■ Task instructions
Copy out each line of the material in which the word "Separators" can be found.
Given records below:
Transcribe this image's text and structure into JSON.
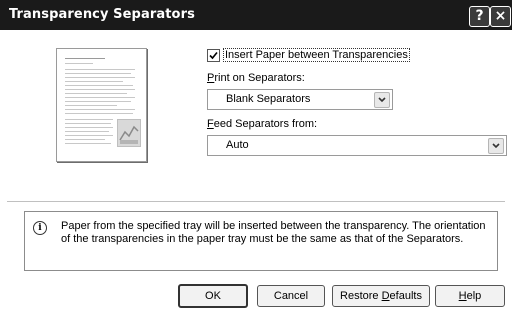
{
  "window": {
    "title": "Transparency Separators",
    "help_button": "?",
    "close_button": "×"
  },
  "options": {
    "insert_paper_label": "Insert Paper between Transparencies",
    "insert_paper_checked": true,
    "print_on_label_first": "P",
    "print_on_label_rest": "rint on Separators:",
    "print_on_value": "Blank Separators",
    "feed_from_label_first": "F",
    "feed_from_label_rest": "eed Separators from:",
    "feed_from_value": "Auto"
  },
  "info": {
    "icon_glyph": "i",
    "text": "Paper from the specified tray will be inserted between the transparency. The orientation of the transparencies in the paper tray must be the same as that of the Separators."
  },
  "buttons": {
    "ok": "OK",
    "cancel": "Cancel",
    "restore_first": "Restore ",
    "restore_underlined": "D",
    "restore_rest": "efaults",
    "help_first": "H",
    "help_rest": "elp"
  }
}
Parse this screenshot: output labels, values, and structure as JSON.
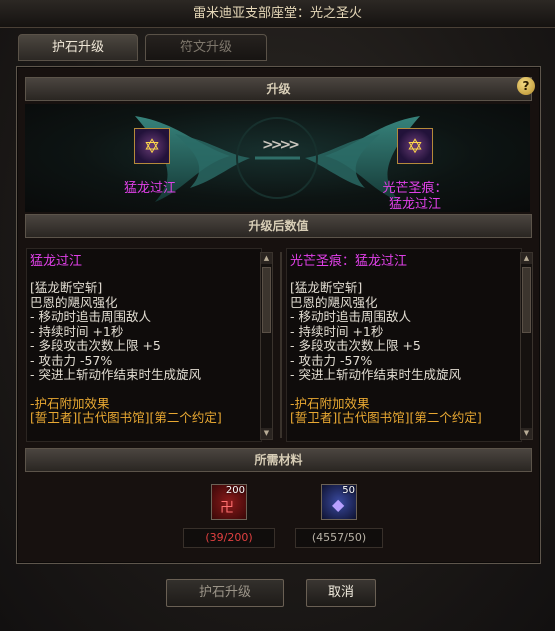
{
  "window": {
    "title": "雷米迪亚支部座堂：光之圣火"
  },
  "tabs": [
    {
      "label": "护石升级",
      "active": true
    },
    {
      "label": "符文升级",
      "active": false
    }
  ],
  "upgrade": {
    "header": "升级",
    "source_item": {
      "name": "猛龙过江",
      "icon": "star-of-david-charm-icon"
    },
    "target_item": {
      "name_line1": "光芒圣痕：",
      "name_line2": "猛龙过江",
      "icon": "star-of-david-charm-icon"
    },
    "arrows": ">>>>"
  },
  "stats": {
    "header": "升级后数值",
    "before": {
      "title": "猛龙过江",
      "lines": [
        "[猛龙断空斩]",
        "巴恩的飓风强化",
        "- 移动时追击周围敌人",
        "- 持续时间 +1秒",
        "- 多段攻击次数上限 +5",
        "- 攻击力 -57%",
        "- 突进上斩动作结束时生成旋风"
      ],
      "set_title": "-护石附加效果",
      "set_line": "[誓卫者][古代图书馆][第二个约定]"
    },
    "after": {
      "title": "光芒圣痕：猛龙过江",
      "lines": [
        "[猛龙断空斩]",
        "巴恩的飓风强化",
        "- 移动时追击周围敌人",
        "- 持续时间 +1秒",
        "- 多段攻击次数上限 +5",
        "- 攻击力 -57%",
        "- 突进上斩动作结束时生成旋风"
      ],
      "set_title": "-护石附加效果",
      "set_line": "[誓卫者][古代图书馆][第二个约定]"
    }
  },
  "materials": {
    "header": "所需材料",
    "items": [
      {
        "icon": "red-rune-material-icon",
        "stack": "200",
        "count": "(39/200)",
        "color": "#e04040"
      },
      {
        "icon": "purple-crystal-material-icon",
        "stack": "50",
        "count": "(4557/50)",
        "color": "#b8b2a6"
      }
    ]
  },
  "buttons": {
    "upgrade": "护石升级",
    "cancel": "取消"
  },
  "colors": {
    "item_name": "#e040e8",
    "set_effect": "#e8a832",
    "insufficient": "#e04040"
  }
}
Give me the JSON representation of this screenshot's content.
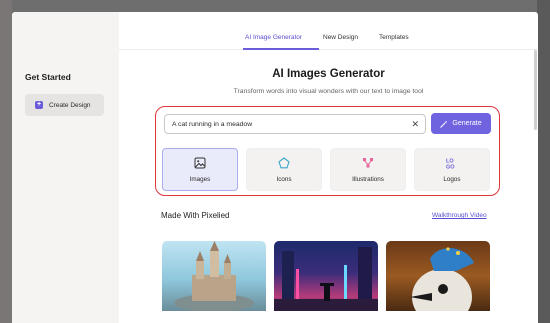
{
  "sidebar": {
    "title": "Get Started",
    "create_label": "Create Design"
  },
  "tabs": [
    {
      "label": "AI Image Generator",
      "active": true
    },
    {
      "label": "New Design",
      "active": false
    },
    {
      "label": "Templates",
      "active": false
    }
  ],
  "generator": {
    "title": "AI Images Generator",
    "subtitle": "Transform words into visual wonders with our text to image tool",
    "prompt_value": "A cat running in a meadow",
    "generate_label": "Generate"
  },
  "categories": [
    {
      "label": "Images",
      "icon": "image-icon",
      "selected": true
    },
    {
      "label": "Icons",
      "icon": "pentagon-icon",
      "selected": false
    },
    {
      "label": "Illustrations",
      "icon": "illustration-icon",
      "selected": false
    },
    {
      "label": "Logos",
      "icon": "logo-icon",
      "selected": false
    }
  ],
  "gallery": {
    "heading": "Made With Pixelied",
    "walkthrough_label": "Walkthrough Video"
  },
  "colors": {
    "accent": "#6f63e0",
    "highlight_border": "#e0343e"
  }
}
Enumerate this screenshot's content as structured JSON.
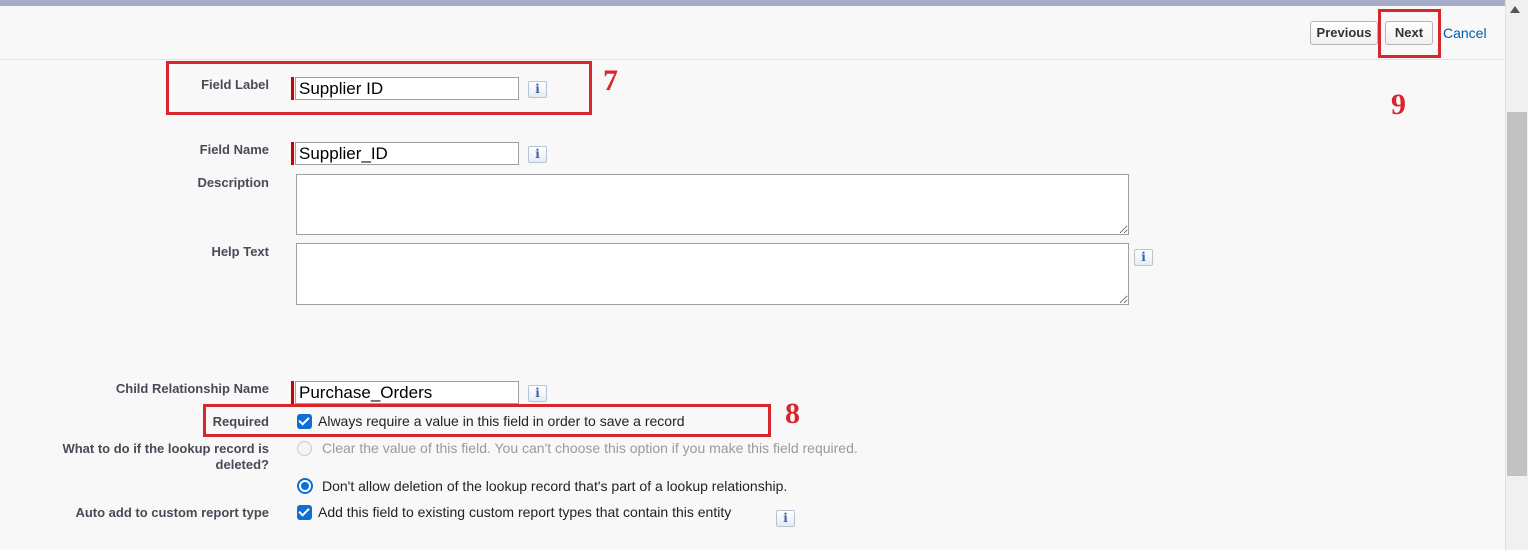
{
  "buttons": {
    "previous": "Previous",
    "next": "Next",
    "cancel": "Cancel"
  },
  "fields": {
    "field_label": {
      "label": "Field Label",
      "value": "Supplier ID"
    },
    "field_name": {
      "label": "Field Name",
      "value": "Supplier_ID"
    },
    "description": {
      "label": "Description",
      "value": ""
    },
    "help_text": {
      "label": "Help Text",
      "value": ""
    },
    "child_relationship": {
      "label": "Child Relationship Name",
      "value": "Purchase_Orders"
    },
    "required": {
      "label": "Required",
      "checkbox_text": "Always require a value in this field in order to save a record",
      "checked": true
    },
    "lookup_deleted": {
      "label_line1": "What to do if the lookup record is",
      "label_line2": "deleted?",
      "option_clear": "Clear the value of this field. You can't choose this option if you make this field required.",
      "option_dont_allow": "Don't allow deletion of the lookup record that's part of a lookup relationship.",
      "selected": "dont_allow"
    },
    "auto_add": {
      "label": "Auto add to custom report type",
      "checkbox_text": "Add this field to existing custom report types that contain this entity",
      "checked": true
    }
  },
  "info_icon_glyph": "i",
  "annotations": {
    "n7": "7",
    "n8": "8",
    "n9": "9"
  },
  "colors": {
    "annotation": "#d9262d",
    "required_bar": "#cc0000",
    "link": "#015ba7",
    "checkbox": "#0b6fd6"
  }
}
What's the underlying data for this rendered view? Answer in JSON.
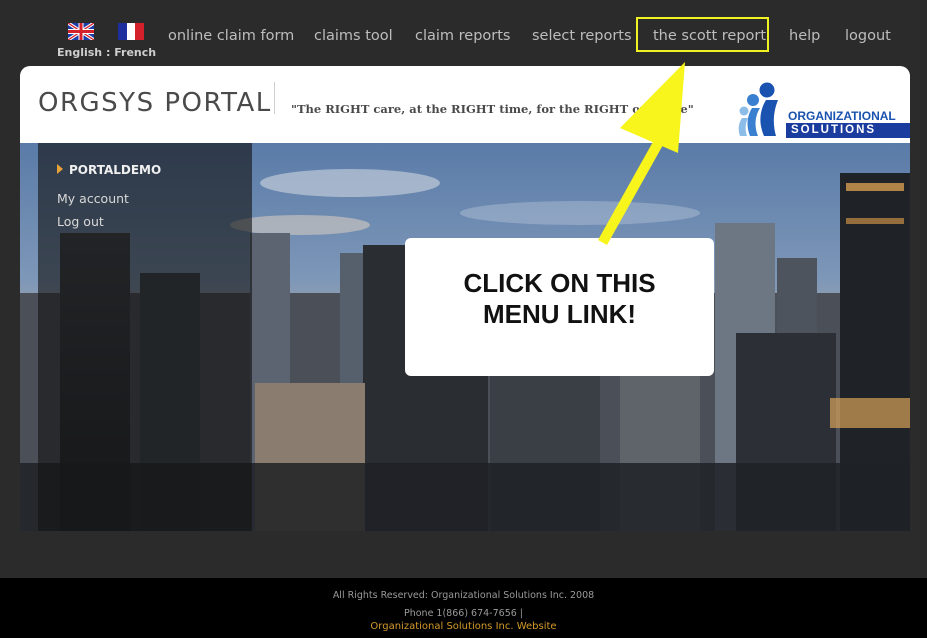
{
  "language": {
    "english": "English",
    "separator": " : ",
    "french": "French"
  },
  "nav": {
    "items": [
      {
        "label": "online claim form"
      },
      {
        "label": "claims tool"
      },
      {
        "label": "claim reports"
      },
      {
        "label": "select reports"
      },
      {
        "label": "the scott report"
      },
      {
        "label": "help"
      },
      {
        "label": "logout"
      }
    ]
  },
  "header": {
    "title": "ORGSYS PORTAL",
    "tagline": "\"The RIGHT care, at the RIGHT time, for the RIGHT outcome\"",
    "logo_line1": "ORGANIZATIONAL",
    "logo_line2": "SOLUTIONS"
  },
  "sidebar": {
    "user": "PORTALDEMO",
    "links": [
      {
        "label": "My account"
      },
      {
        "label": "Log out"
      }
    ]
  },
  "callout": {
    "text": "CLICK ON THIS MENU LINK!"
  },
  "footer": {
    "rights": "All Rights Reserved: Organizational Solutions Inc. 2008",
    "phone": "Phone 1(866) 674-7656 |",
    "website": "Organizational Solutions Inc. Website"
  },
  "colors": {
    "highlight": "#f1f221",
    "accent": "#d49a2a",
    "brand_blue": "#1a52b0"
  }
}
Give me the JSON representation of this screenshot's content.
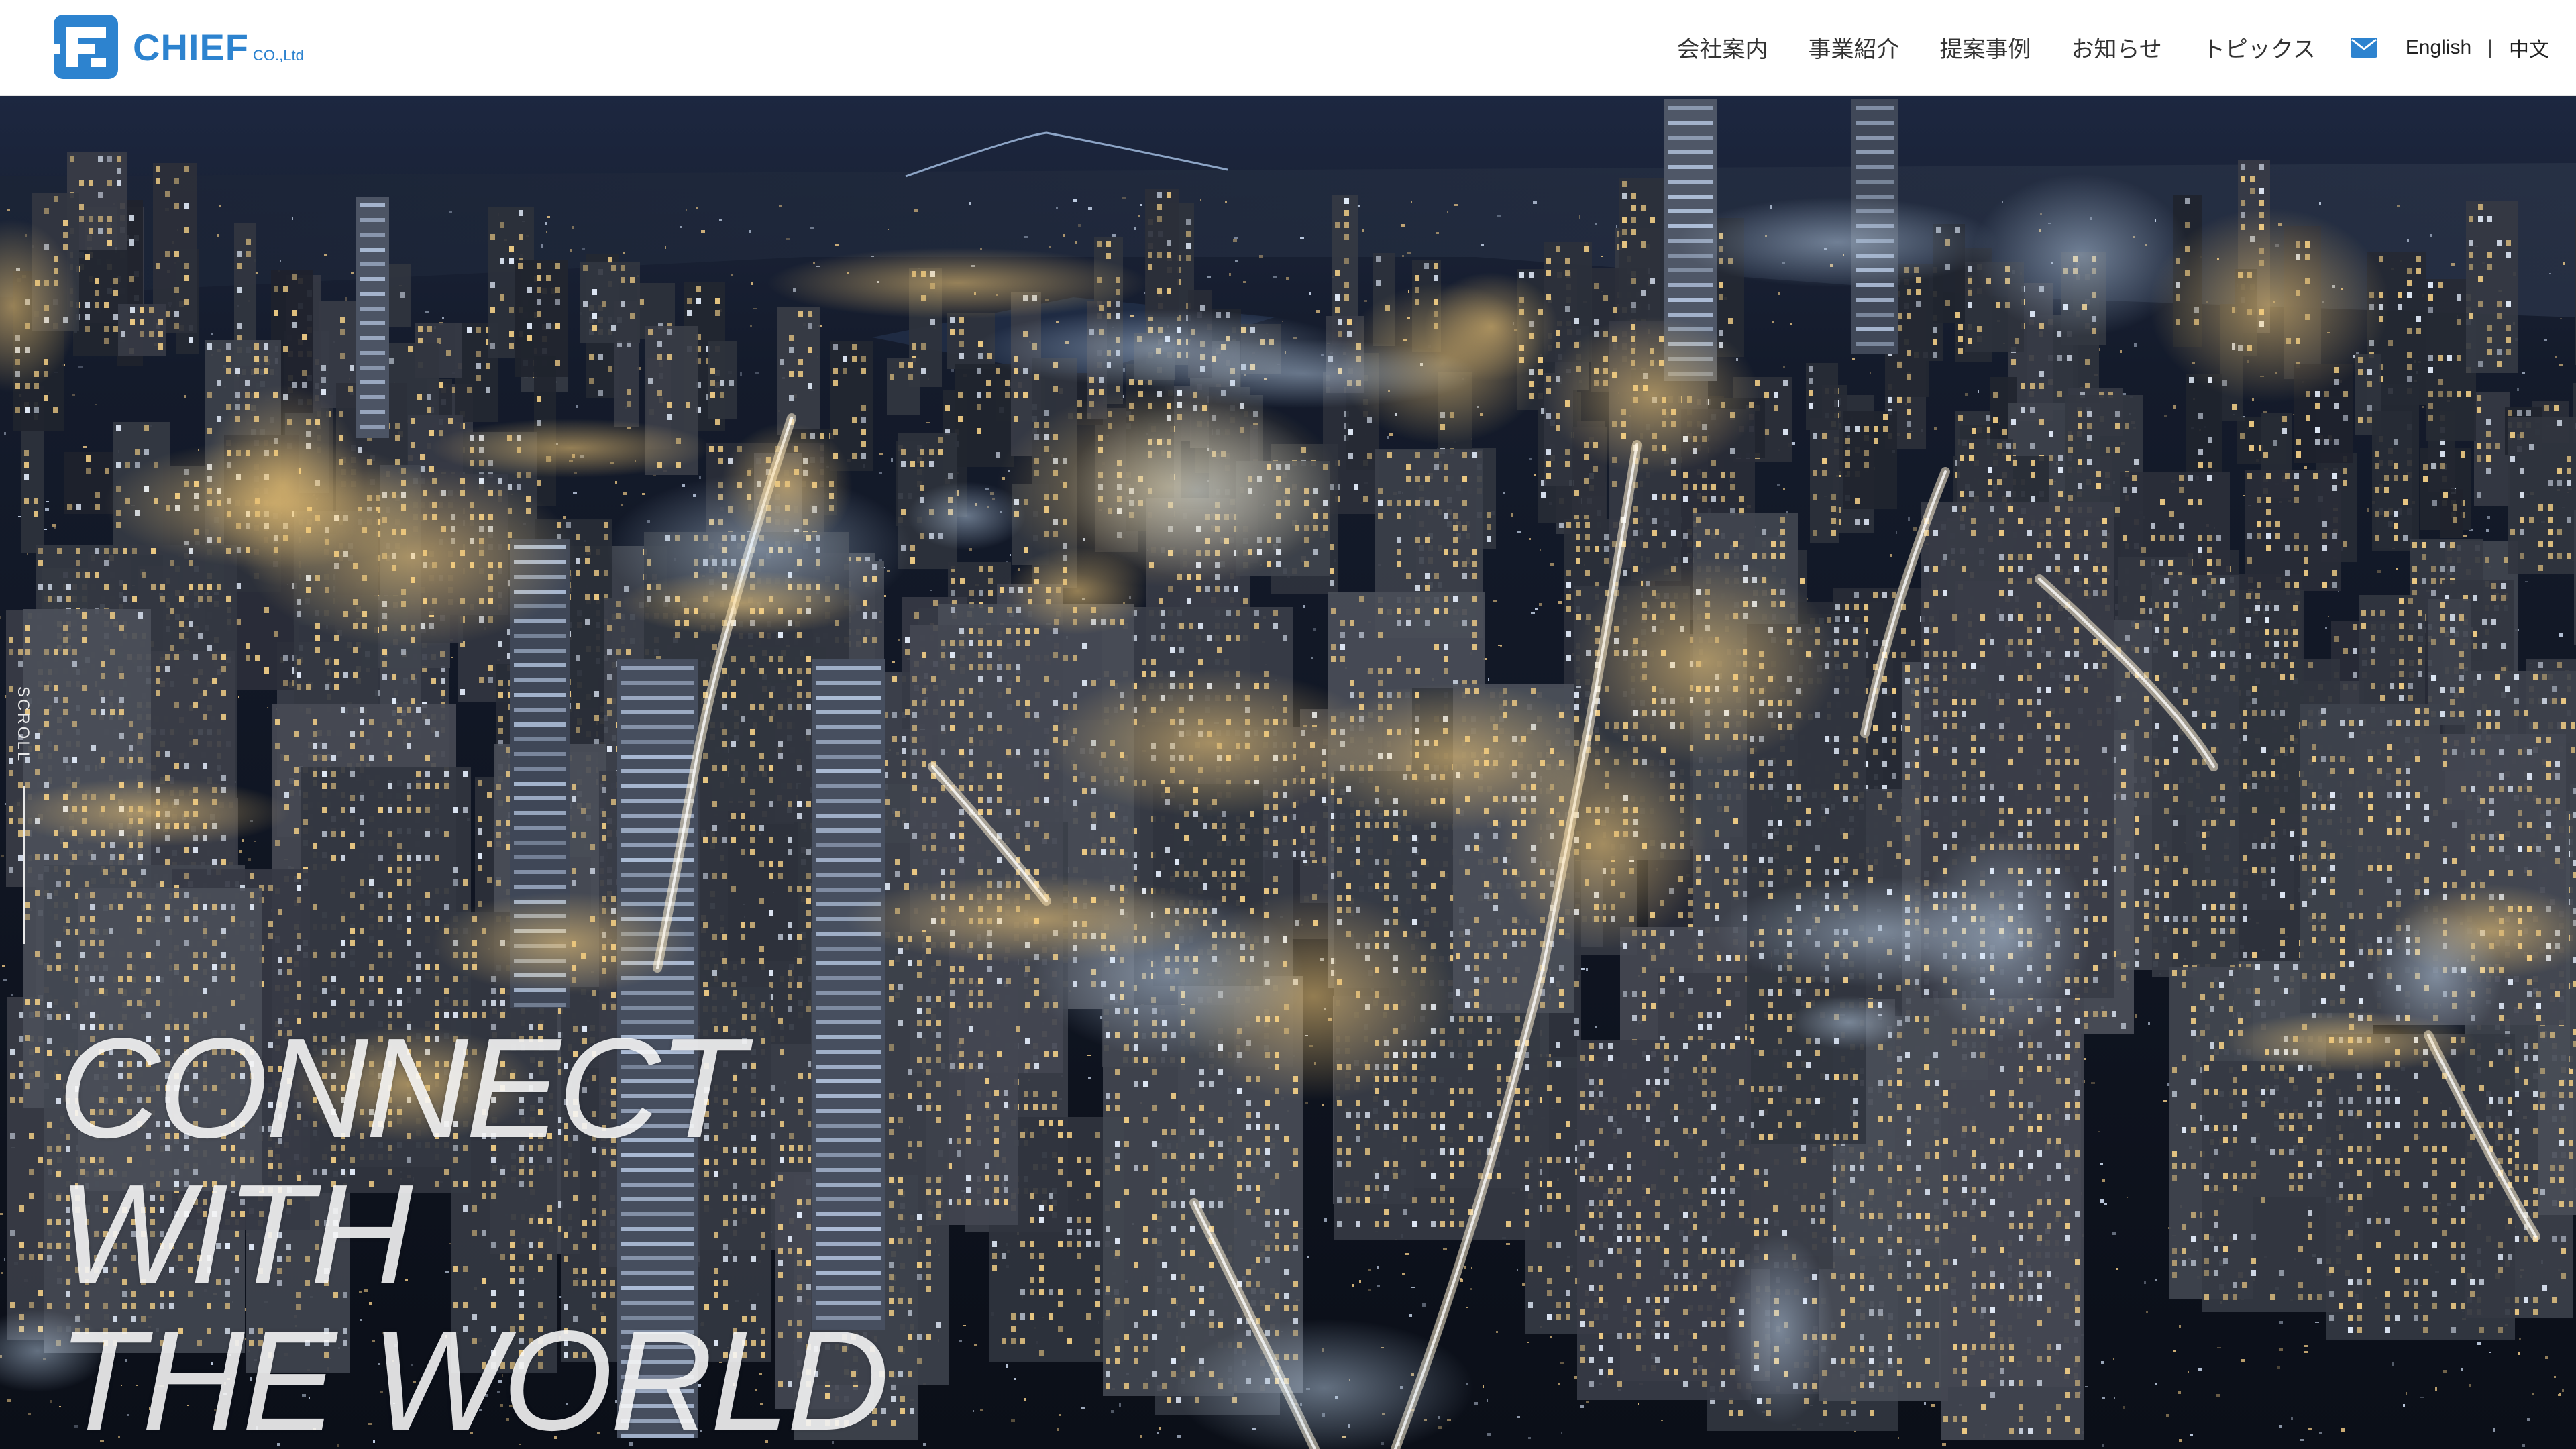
{
  "brand": {
    "name": "CHIEF",
    "suffix": "CO.,Ltd",
    "color": "#2d83cf"
  },
  "nav": {
    "items": [
      {
        "label": "会社案内"
      },
      {
        "label": "事業紹介"
      },
      {
        "label": "提案事例"
      },
      {
        "label": "お知らせ"
      },
      {
        "label": "トピックス"
      }
    ],
    "contact_icon": "mail-icon",
    "languages": {
      "english": "English",
      "separator": "|",
      "chinese": "中文"
    }
  },
  "hero": {
    "scroll_label": "SCROLL",
    "headline": [
      "CONNECT",
      "WITH",
      "THE WORLD"
    ],
    "background": "night-city-aerial-photo"
  }
}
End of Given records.
■ Exercise answer
    "title": "Transparency Separators",
    "print_on_label_rest": "rint on Separators:",
    "print_on_value": "Blank Separators",
    "feed_from_label_rest": "eed Separators from:",
    "text": "Paper from the specified tray will be inserted between the transparency. The orientation of the transparencies in the paper tray must be the same as that of the Separators."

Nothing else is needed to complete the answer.